Copy, from the material below, every line in which the word "structure" can be found.

=====

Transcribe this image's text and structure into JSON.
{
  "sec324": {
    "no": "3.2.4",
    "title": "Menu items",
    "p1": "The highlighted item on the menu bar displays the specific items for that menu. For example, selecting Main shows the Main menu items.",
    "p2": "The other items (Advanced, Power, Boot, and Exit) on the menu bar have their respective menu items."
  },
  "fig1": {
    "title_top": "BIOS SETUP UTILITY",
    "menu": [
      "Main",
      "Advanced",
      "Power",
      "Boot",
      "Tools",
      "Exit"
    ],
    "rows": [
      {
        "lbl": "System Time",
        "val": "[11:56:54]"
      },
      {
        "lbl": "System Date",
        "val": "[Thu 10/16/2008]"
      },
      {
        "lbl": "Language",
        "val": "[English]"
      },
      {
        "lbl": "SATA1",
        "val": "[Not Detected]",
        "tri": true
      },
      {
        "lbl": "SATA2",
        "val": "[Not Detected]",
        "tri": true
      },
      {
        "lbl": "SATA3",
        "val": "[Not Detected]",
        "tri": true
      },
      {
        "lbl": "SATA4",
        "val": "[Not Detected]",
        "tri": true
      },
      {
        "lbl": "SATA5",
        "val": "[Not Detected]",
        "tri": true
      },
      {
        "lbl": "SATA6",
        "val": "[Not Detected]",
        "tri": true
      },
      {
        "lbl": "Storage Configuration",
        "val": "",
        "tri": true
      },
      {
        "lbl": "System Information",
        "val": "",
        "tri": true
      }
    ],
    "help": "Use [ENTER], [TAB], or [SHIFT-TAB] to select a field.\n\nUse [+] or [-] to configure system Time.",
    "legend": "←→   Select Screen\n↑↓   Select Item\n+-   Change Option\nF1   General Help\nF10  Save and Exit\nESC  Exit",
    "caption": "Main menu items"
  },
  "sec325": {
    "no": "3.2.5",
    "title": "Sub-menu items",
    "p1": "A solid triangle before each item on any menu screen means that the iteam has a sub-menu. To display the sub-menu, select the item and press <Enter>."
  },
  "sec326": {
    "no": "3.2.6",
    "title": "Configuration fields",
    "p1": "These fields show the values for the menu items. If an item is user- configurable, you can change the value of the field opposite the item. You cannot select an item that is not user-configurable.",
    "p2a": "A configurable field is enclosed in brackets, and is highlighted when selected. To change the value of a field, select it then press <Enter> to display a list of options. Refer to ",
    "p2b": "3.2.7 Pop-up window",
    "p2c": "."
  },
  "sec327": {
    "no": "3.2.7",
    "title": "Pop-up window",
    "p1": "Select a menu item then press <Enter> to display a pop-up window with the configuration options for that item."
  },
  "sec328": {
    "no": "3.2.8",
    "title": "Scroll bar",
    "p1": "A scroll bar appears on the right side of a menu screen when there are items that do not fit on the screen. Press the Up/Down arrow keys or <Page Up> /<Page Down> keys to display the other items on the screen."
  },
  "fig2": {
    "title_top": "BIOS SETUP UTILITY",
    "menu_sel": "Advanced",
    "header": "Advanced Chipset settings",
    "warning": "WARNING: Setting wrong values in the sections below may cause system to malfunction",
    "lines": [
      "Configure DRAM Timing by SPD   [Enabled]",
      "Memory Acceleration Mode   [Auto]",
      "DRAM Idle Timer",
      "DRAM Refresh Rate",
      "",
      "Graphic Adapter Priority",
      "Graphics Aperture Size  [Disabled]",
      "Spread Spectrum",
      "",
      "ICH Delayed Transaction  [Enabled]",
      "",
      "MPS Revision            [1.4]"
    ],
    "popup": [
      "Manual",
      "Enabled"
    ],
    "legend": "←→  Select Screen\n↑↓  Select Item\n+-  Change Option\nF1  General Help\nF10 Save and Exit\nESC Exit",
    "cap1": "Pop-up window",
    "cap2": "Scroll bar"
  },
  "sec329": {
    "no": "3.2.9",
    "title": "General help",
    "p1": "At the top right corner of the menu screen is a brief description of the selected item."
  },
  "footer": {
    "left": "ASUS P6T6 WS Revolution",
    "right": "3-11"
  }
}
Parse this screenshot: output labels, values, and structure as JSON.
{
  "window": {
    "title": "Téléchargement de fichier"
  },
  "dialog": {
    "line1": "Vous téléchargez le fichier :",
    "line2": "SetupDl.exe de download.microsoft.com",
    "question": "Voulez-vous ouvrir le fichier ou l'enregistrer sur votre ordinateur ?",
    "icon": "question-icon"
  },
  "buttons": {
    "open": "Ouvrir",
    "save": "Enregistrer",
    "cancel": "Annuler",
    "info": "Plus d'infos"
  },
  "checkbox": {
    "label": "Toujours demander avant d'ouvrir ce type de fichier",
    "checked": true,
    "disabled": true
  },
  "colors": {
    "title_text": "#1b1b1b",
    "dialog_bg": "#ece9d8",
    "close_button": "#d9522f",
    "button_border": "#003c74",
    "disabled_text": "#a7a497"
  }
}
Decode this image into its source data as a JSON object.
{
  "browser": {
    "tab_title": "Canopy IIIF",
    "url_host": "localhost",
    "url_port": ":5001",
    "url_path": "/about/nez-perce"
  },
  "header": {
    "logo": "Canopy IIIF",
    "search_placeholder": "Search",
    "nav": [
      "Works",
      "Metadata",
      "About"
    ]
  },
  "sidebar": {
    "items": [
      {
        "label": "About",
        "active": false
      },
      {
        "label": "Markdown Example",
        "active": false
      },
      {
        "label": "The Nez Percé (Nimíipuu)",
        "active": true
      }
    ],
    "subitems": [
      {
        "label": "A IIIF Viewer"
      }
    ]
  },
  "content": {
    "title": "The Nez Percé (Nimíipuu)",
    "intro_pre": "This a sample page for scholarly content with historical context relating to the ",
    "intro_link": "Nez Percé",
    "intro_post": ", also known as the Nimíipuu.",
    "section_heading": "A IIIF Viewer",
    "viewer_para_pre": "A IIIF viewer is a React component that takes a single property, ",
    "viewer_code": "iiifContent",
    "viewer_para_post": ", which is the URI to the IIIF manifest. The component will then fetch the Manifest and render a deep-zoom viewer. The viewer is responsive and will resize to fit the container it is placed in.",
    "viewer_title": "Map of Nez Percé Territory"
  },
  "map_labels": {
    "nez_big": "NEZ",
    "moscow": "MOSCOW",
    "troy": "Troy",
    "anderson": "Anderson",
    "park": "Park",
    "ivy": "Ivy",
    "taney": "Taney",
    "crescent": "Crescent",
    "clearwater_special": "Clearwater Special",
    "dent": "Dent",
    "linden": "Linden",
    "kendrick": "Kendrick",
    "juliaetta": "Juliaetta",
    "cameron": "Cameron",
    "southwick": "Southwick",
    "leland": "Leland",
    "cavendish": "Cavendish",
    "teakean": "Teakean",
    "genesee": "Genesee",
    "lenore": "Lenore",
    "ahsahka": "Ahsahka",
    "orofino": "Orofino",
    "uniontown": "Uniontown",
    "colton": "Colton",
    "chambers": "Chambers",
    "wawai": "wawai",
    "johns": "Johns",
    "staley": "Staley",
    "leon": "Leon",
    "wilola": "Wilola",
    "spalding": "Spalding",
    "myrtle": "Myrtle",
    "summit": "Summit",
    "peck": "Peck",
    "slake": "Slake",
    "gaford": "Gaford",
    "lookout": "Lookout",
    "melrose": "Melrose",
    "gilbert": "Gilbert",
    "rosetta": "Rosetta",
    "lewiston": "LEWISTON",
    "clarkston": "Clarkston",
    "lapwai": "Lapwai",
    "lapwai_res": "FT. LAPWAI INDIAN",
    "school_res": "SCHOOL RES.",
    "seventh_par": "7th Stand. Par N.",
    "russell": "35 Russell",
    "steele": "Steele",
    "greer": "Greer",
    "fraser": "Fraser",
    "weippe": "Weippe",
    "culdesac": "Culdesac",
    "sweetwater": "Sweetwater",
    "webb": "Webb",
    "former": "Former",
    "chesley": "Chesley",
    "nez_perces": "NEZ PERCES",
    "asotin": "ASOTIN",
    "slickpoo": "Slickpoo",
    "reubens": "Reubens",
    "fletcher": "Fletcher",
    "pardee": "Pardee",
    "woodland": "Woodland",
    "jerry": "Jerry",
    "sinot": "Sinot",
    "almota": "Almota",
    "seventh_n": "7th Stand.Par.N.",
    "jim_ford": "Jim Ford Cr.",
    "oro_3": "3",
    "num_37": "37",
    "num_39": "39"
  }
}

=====

**Result**
Transcribe this image's text and structure into JSON.
Parse this screenshot: output labels, values, and structure as JSON.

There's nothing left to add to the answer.